SEO Gets Its Own Rock Song

You know you’ve been in the SEO industry too long, when you decide to perform a rock song about the topic.

It’s definitely time to get out, if you find yourself tapping your foot and singing along to the lyrics. :-)

Increasing Your Marketing Agency’s Revenues by Saying "No" to Clients

[The following is part of the continuing series of advice for marketing agencies. Andy Beal offers various business coaching services]

I know what you’re thinking. You’ve read the title of this article and you think Andy Beal must have lost his mind. How in the world can you increase the size of your marketing firm by actually saying “no” to a client? Isn’t that counter-productive, you’re asking? Surely you need to find ways to say “yes” to your clients, so you can get their business and grow your agency. Well, spare me ten minutes of your time, and I’ll show you why saying “no” to a client is often good for business.

Not All “Yeses” are Created Equal

In the past seven years of growing search marketing firms, I’ve said “yes” to clients more often than I can remember. When you’re growing a business — especially if cash-flow is tight — agreeing to the requests, or demands, of a client appears to be the only way you’ll ever get to the “big bucks”. While early in my career, I made the mistake of saying yes too many times, over the past couple of years, I’ve learned that saying “no” is more lucrative.

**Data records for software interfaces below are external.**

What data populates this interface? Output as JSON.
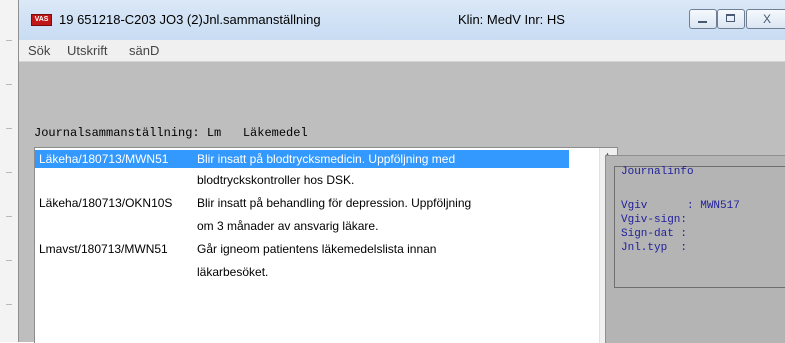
{
  "titlebar": {
    "icon": "VAS",
    "title": "19 651218-C203  JO3 (2)Jnl.sammanställning",
    "context": "Klin: MedV  Inr: HS",
    "close_glyph": "X"
  },
  "menu": [
    "Sök",
    "Utskrift",
    "sänD"
  ],
  "section": {
    "label": "Journalsammanställning: Lm   Läkemedel"
  },
  "journal_rows": [
    {
      "source": "Läkeha/180713/MWN51",
      "text": "Blir insatt på blodtrycksmedicin. Uppföljning med",
      "selected": true
    },
    {
      "source": "",
      "text": "blodtryckskontroller hos DSK.",
      "selected": false
    },
    {
      "source": "Läkeha/180713/OKN10S",
      "text": "Blir insatt på behandling för depression. Uppföljning",
      "selected": false
    },
    {
      "source": "",
      "text": "om 3 månader av ansvarig läkare.",
      "selected": false
    },
    {
      "source": "Lmavst/180713/MWN51",
      "text": "Går igneom patientens läkemedelslista innan",
      "selected": false
    },
    {
      "source": "",
      "text": "läkarbesöket.",
      "selected": false
    }
  ],
  "journalinfo": {
    "title": "Journalinfo",
    "fields": [
      {
        "label": "Vgiv      : MWN517"
      },
      {
        "label": "Vgiv-sign:"
      },
      {
        "label": "Sign-dat :"
      },
      {
        "label": "Jnl.typ  :"
      }
    ]
  },
  "colors": {
    "selection": "#3399ff",
    "window_bg": "#bebebe",
    "info_text": "#1f1f9a"
  }
}
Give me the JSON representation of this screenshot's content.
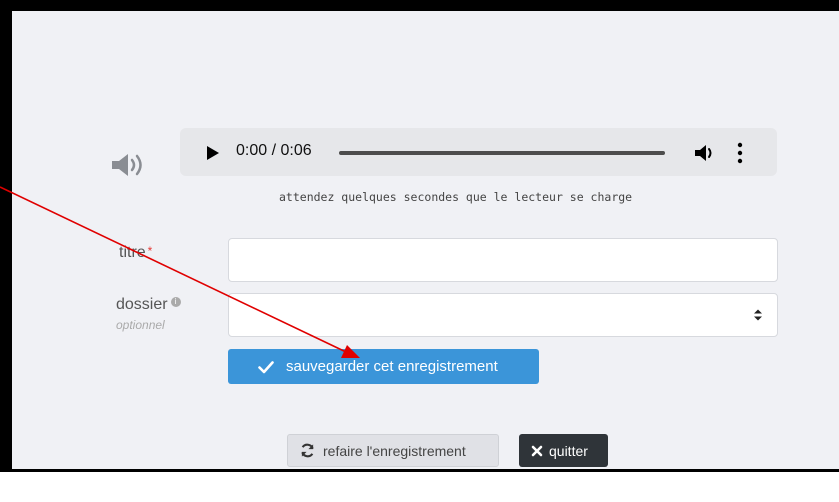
{
  "audio": {
    "time": "0:00 / 0:06",
    "hint": "attendez quelques secondes que le lecteur se charge"
  },
  "form": {
    "title_label": "titre",
    "required_mark": "*",
    "title_value": "",
    "folder_label": "dossier",
    "folder_info_icon": "i",
    "folder_optional": "optionnel",
    "folder_value": ""
  },
  "actions": {
    "save_label": "sauvegarder cet enregistrement",
    "redo_label": "refaire l'enregistrement",
    "quit_label": "quitter"
  },
  "colors": {
    "accent": "#3b95d9",
    "dark_button": "#2f3439",
    "annotation_arrow": "#e00000"
  },
  "icons": [
    "speaker-icon",
    "play-icon",
    "volume-icon",
    "more-options-icon",
    "info-icon",
    "select-arrows-icon",
    "check-icon",
    "refresh-icon",
    "close-icon"
  ]
}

Saying “No” to Prospective Clients

How excited do you get when you’re negotiating that final contract with a prospective client and you’re accountant is willing you on to get the business in the door and on the books? Just like animals can smell fear, prospective clients can smell your desperation to get their business.

Unless you’ve done a phenomenal job of building the value of your agency’s services, its expertise, and benefits to the prospective client, the chances are high that you’ll be asked for a discount or some additional services for free before the client signs. Argh! You’re so close, you’ve made the investment in trying to win this account — your time on the phone, the pretty proposal, the face-to-face meetings — and if you’ll just reduce the price of the campaign from $5,000 a month to $3,500 a month, the client will sign today. What to do?

Well, here’s what most agencies do. They cave in. They say “yes” to the discount, or say “yes” to the extra workload, at the same fee. What they didn’t do, and what will surely come back to haunt them, is they didn’t say “no”.

Now, I’m not advocating being rude or arrogant at this stage. There’s the right way and the wrong way to say no, but you shouldn’t necessarily say yes either. You see, by simply agreeing to the clients demands, you’ve handicapped your business in two ways:

  • You’ve reduced the perceived value of your service. By dropping your fee from $5,000 to $3,500 a month, you’ve planted the seed in the client’s mind that your original price was inflated — perhaps they’ll think you were trying to gouge them.
  • You’ve established to the client that everything else is negotiable. I’ve lost track of the number of times I’ve reduced the price of a campaign and then found that client to be the most demanding and the most difficult to work with. Everything becomes negotiable from that point on — deliverable schedules, reports, results — the client now knows you’re likely inflating everything from pricing to timelines and will be on the lookout for opportunities to get more from you.

Hopefully, the above is resonating with you thus far. But, you’re probably asking, “How do I say no without losing the deal?” Let’s take a look.